Here are the results: in both cases, my kitchen sink approach was able to drive the non AP G4 MARD from above 10% to below 10%.


Two points worth noting:
  • the resampling adds or removes a couple of points. This happens because my BG meter clock doesn't have second resolution and drifts a bit. Since I use the closest previous CGM data points provided it is withing two minutes on the BG test and since the granularity of the prediction is 1 minute, a few points drift in and out of the window. This has no impact on the results in one case and actually worsens it a bit in the other case.
  • the predictive algorithm usually improves accuracy but worsens it in some cases (not unlike the Libre in fact)
Anyway, since this is a kitchen sink experiment, who cares...

 

 Roche


But things start to get interesting with the Roche sensor. The Roche sensor is a bit of a "Loch Ness" sensor. Roche published material talking about Artificial Pancreas Development in 2003, supported by a micro dialysis CGM sensor. Twelve years later, they are still talking about it, but outside of a few clinical tests, I don't think many people have seen the beast. Micro dialysis has a few advantages over glucose oxydase based sensors, but also a few inconveniences. It relies on a flow of ringer through a double lumen catheter and the ringer, as I understand it, doesn't recycle itself and must be discarded. Even at a few micro-liters per minute, that puts some limits on what it achievable in the form factor diabetics are now expecting from their CGMs. Plus there is the issue of generating the flow.

The Roche sensor claimed extremely good results in that paper in 2013 (so much that I was expecting it instead of the Libre in 2014), was used in AP tests in 2014 And come 2015, new sightings of the monster have been reported.
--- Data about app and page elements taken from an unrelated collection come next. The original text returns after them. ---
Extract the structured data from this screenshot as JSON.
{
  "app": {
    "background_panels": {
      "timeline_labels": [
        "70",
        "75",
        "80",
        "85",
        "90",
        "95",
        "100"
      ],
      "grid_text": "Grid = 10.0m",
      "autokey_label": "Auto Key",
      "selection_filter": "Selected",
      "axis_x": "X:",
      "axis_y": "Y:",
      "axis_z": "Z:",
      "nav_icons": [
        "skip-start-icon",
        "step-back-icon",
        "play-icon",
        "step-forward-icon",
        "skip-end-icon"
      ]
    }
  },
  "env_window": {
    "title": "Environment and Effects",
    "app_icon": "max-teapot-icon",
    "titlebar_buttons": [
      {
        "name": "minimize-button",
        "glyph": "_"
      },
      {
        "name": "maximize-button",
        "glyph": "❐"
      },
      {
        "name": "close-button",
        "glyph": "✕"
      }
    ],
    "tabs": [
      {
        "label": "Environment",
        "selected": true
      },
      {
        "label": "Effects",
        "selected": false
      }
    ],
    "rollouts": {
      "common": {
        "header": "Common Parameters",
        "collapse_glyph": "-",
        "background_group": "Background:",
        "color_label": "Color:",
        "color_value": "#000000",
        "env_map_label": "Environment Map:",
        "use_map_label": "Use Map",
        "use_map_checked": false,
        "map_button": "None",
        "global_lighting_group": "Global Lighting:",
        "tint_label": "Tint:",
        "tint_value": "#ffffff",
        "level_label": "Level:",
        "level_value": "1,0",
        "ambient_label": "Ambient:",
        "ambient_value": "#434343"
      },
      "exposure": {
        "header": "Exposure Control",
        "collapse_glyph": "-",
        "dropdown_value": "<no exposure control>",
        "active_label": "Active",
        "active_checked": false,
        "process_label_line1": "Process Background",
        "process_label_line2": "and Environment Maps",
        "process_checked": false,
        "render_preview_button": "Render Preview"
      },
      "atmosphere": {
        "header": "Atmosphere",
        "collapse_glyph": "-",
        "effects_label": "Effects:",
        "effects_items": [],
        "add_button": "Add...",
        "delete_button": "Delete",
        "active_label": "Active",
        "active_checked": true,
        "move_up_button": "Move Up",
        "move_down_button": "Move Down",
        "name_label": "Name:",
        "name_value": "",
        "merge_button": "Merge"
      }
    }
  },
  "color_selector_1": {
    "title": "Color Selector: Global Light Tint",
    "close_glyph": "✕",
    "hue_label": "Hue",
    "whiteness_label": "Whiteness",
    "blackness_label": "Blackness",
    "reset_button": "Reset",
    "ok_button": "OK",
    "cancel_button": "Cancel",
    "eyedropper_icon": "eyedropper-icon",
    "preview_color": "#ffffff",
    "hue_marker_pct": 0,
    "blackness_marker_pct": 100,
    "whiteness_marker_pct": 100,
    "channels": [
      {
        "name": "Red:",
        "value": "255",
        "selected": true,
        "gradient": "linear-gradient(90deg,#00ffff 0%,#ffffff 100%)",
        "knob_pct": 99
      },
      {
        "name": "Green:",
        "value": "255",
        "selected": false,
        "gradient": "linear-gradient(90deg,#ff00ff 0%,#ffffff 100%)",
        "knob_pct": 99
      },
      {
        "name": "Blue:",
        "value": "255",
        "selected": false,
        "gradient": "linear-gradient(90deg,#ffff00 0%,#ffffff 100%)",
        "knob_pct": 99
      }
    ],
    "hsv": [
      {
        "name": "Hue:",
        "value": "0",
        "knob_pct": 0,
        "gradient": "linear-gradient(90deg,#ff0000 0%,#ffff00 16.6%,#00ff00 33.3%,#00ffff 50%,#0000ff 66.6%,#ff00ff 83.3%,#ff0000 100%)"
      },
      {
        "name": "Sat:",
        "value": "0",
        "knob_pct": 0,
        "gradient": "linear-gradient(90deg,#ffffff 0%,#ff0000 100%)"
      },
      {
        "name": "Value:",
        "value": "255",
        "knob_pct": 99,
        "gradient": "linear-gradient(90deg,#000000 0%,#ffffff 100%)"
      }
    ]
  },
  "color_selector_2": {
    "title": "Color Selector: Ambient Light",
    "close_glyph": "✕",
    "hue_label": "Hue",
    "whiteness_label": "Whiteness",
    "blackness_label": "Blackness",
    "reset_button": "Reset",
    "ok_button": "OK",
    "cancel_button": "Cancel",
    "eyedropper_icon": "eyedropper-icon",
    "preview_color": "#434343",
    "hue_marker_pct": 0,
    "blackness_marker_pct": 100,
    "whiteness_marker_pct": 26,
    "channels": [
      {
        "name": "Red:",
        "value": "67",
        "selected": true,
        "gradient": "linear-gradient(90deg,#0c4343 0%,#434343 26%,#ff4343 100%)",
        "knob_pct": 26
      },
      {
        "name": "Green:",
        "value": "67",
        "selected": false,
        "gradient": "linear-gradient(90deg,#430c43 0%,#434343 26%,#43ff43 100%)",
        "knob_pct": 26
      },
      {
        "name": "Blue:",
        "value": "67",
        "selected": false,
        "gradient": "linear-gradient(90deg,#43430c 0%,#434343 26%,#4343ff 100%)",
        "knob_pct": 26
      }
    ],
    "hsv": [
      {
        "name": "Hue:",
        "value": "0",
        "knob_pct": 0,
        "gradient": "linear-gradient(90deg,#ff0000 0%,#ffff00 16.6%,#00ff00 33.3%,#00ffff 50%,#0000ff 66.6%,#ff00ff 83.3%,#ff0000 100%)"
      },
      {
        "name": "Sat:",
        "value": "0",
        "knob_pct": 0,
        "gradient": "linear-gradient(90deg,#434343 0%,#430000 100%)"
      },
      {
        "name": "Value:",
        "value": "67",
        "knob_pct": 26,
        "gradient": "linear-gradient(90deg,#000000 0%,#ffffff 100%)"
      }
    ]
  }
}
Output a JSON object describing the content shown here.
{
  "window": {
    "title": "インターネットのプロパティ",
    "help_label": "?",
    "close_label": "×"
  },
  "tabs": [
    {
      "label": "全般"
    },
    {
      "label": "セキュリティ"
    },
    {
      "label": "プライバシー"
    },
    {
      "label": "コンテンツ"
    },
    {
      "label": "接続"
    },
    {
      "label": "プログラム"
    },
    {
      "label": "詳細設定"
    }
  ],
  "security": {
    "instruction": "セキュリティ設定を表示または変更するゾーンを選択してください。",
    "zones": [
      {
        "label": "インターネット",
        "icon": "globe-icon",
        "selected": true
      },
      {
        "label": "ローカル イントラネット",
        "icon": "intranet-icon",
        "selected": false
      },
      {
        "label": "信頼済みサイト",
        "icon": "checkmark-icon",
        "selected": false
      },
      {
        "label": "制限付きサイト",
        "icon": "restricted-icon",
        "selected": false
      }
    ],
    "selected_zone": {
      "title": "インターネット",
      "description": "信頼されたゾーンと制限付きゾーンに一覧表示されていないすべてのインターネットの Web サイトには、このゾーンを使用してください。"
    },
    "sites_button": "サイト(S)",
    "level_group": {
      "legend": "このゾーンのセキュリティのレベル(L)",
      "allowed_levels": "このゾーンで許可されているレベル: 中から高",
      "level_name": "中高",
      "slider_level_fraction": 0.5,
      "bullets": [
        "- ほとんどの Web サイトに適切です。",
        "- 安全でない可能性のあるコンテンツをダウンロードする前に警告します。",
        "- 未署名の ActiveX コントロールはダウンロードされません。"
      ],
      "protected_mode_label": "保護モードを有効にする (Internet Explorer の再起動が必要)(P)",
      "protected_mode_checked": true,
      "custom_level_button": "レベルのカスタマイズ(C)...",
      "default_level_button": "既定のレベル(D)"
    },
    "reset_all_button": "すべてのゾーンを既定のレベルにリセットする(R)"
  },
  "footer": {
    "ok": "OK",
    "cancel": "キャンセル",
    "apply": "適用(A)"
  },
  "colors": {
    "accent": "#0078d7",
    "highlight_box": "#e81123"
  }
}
In this paper, for example, where it is reported to track rapid changes much better than the Dexcom G4: Rate-of-Change Dependence of the Performance of Two CGM Systems During Induced Glucose Swings.(Pleus S1, Schoemaker M2, Morgenstern K2, Schmelzeisen-Redeker G2, Haug C3, Link M3, Zschornack E3, Freckmann G3.)  

Hmmmmm, tracking rapid changes much better than the Dexcom? Where have we seen this before?

And where does the magic come from? Can you guess? A second paper by some of the same authors provides the answer: Time Delay of CGM sensors Günther Schmelzeisen-Redeker, PhD1,Michael Schoemaker, PhD1 Harald Kirchsteiger, PhD2 Guido Freckmann, MD3 Lutz Heinemann, PhD4 Luigi del Re, PhD2

And the answer is: predictive algorithms.

In an environment where the vast majority of endocrinologists are still somewhat uncomfortable with basic CGMs, devices that often do not actually display a measured value but show a predicted one could be a tough sell. Fortunately, the vast majority of practicing endocrinologists will neither have the time nor the desire to explore the darkest recesses of the technology behind their tools and they won't know.

PS: and yes, I am aware that yet another player based on another technology (senseonics) has also published significant results. But at this point, I have mixed feelings on the potential scarring.